The First World War produced casualties and nightmarish battles that were unprecedented: Russia, France, Germany, and Austria-Hungary each lost more than a million soldiers, and the British just under a million. In one offensive, the four-month Battle of the Somme, the British suffered 420,000 casualties, the French 195,000, and the Germans 650,000.
While many of the Great War's soldiers survived to document their experiences, none of their work would prove as emotionally compelling or realistically convincing as that of the German artist Otto Dix. It was his use of biography and realism that made his work shocking at the time and a lasting reminder of war for following generations.

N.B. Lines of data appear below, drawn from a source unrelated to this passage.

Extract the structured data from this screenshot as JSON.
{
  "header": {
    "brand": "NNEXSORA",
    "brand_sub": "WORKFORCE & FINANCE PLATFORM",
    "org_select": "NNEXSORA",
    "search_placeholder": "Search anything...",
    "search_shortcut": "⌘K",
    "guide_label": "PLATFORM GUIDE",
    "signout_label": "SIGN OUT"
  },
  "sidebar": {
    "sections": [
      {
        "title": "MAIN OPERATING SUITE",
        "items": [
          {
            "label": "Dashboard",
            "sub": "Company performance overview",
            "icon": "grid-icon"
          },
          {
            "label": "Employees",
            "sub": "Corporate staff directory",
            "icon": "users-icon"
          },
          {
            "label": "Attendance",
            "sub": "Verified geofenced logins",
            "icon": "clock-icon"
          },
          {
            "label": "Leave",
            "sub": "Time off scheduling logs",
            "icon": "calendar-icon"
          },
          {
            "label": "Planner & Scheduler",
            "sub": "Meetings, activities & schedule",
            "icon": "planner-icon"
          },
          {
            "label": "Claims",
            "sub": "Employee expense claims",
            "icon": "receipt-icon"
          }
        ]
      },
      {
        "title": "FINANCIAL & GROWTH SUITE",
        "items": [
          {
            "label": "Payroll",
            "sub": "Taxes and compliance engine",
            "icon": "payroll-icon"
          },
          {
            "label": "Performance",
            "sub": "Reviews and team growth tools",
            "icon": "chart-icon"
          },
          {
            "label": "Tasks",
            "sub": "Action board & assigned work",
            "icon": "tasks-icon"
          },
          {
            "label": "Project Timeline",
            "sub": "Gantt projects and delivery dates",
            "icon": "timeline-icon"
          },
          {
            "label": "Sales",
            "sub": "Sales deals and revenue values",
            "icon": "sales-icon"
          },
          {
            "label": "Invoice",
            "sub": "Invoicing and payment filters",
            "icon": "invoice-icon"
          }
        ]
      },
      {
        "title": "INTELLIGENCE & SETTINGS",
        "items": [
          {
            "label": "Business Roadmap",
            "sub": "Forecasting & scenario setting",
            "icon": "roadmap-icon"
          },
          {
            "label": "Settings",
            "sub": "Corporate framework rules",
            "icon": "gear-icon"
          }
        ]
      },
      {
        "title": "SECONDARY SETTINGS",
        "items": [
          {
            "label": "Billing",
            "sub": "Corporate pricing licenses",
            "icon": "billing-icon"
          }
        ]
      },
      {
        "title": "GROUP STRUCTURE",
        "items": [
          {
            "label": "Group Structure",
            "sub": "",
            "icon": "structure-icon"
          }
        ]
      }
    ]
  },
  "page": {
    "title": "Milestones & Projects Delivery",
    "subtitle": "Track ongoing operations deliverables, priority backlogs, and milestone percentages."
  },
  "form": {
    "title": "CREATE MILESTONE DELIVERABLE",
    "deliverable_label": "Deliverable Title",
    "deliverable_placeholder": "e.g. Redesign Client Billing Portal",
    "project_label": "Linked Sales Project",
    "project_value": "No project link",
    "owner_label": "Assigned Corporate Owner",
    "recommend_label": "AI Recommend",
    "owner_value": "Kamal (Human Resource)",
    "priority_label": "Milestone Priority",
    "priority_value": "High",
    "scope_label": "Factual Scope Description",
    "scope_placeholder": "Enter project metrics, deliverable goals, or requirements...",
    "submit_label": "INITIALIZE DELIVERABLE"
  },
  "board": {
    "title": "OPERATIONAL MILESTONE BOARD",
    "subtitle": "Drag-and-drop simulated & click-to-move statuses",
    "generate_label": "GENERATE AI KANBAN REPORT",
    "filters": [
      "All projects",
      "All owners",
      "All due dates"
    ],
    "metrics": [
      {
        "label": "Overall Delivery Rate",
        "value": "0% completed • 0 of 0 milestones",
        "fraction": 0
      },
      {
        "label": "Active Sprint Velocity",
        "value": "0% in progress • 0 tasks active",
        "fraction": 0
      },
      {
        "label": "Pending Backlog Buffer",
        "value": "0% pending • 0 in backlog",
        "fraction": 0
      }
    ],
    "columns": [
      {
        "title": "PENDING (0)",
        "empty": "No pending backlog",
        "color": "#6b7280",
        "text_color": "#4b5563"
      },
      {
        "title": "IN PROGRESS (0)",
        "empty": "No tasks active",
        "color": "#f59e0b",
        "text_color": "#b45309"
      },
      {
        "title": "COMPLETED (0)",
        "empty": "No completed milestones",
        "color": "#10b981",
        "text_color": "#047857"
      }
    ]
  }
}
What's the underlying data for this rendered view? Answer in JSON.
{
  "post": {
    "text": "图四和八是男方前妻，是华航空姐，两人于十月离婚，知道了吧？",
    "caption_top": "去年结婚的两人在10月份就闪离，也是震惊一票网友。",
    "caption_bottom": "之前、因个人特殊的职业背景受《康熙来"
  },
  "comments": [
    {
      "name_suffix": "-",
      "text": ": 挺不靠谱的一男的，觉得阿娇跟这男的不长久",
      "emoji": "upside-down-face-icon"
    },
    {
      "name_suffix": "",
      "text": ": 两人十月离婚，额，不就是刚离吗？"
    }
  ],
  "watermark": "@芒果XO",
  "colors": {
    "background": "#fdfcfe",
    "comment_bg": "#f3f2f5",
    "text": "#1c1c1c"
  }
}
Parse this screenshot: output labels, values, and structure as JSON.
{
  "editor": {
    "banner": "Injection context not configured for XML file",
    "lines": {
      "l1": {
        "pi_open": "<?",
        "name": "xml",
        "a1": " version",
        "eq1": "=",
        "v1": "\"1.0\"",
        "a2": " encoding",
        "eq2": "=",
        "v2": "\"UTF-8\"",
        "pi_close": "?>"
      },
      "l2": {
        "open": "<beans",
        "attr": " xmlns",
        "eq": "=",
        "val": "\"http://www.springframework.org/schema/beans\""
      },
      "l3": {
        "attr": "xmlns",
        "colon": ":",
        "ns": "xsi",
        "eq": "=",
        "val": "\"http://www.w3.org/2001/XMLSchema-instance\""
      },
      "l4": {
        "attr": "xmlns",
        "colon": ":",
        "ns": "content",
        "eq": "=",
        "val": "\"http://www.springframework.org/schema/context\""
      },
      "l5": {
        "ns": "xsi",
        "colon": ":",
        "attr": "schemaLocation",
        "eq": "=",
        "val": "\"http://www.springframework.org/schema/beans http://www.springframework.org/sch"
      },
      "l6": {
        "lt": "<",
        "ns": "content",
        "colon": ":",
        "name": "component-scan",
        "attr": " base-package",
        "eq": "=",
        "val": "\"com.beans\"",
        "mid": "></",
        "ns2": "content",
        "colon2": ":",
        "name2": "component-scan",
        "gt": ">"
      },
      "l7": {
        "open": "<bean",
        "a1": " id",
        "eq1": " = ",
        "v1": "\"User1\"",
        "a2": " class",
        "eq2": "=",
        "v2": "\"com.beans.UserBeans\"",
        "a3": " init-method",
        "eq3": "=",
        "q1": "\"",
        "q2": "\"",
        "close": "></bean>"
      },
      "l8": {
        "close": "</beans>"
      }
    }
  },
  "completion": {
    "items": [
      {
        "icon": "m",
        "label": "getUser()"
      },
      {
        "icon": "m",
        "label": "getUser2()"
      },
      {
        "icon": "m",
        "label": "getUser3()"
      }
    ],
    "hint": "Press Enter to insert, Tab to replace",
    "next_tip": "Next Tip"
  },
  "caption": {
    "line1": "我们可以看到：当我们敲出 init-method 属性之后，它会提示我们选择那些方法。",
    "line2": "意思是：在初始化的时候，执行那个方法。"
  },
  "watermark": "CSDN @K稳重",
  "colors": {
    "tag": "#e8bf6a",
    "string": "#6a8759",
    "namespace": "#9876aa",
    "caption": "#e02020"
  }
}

In August 1914, the twenty-- two-year-old Dix was studying painting at the Dresden School of Arts and Crafts. He volunteered for the German Army and became a machine gunner in the infantry, where he witnessed some of the most horrific battles of the Western Front. He was wounded several times, worst of all when shrapnel hit him in the neck and nearly killed him. By the time the war ended, he had become a vice sergeant major and had been awarded the Iron Cross.
Dix molded his memories of trench warfare into uncompromisingly harsh and truthful images-- images- that many did not want to see.
German soldiers came back with memories of horrors that would rob them of sleep and internal peace for years. Yet, the Weimar Republic's first chancellor told them that they were "undefeated." Did they want to forget-or could they even if they wanted to? Historian Richard Bessel describes the disputes that preoccupied Weimar: "At stake were the ways in which the war could be imagined, the myths which could frame how the immediate past affected a bitterly contested present."
Some attempts were made to honor the victims. Literary circles shared experiences, and fallen writers were eulogized in a collection. Cemeteries and battlefields became unofficial memorials, mostly on foreign soil where so many Germans died.
Britain, Italy, and France unveiled monuments to unknown soldiers as early as 1920, but it wasn't until 1924 that the German government began planning its Tomb to the Unknown Soldier. Eventually completed in 1931, it was located in Schinkel's nineteenth-century Neue Wache in Berlin. Memorials continued to be planned for German towns throughout the Weimar Republic.
At the time disabled vetrans described themselves as memorials, or "special representatives of the dead. The disabled veteran was noticeably present in works by Otto Dix, including his War Cripples, Prager Strasse, and The Skatplayers, which depicts disabled men, with wooden limbs. Prosthetics were so essential for returning veterans that in 1916 the German Association of Engineers held a contest for designs of artificial arms. By war's end, there were thirty types of arms and fifty legs in production.
Both War Cripples, and later his piece called The Trench, may have been Dix's attempts to banish the past. He wrote: "All art is exorcism. I paint dreams and visions too; the dreams and visions of my time.... Painting is the effort to produce order; order in yourself. There is much chaos in me, much chaos in our time."
While Dix's war-related works were often interpreted as antiwar agendas, the artist himself avowed no pacificism. Dix's memoirs describe how he felt as he encountered combat:
"I was afraid as a young man.... the heavy barrage was like hell.... but the farther up you moved, the less afraid you were. At the real front . you weren't afraid at all .... There are all the phenomena that I absolutely had to experience. I ... had to see how someone next to me suddenly fell and was gone, the bullet hitting him right in the middle. I had to experience that all very precisely. I wanted to. In other words, I'm not a pacifist at all. Or maybe I was a curious person. I had to see it all for myself."
Der Krieg, or The War, which debuted in 1924 remains Dix's paradigmatic expression of the war experience. …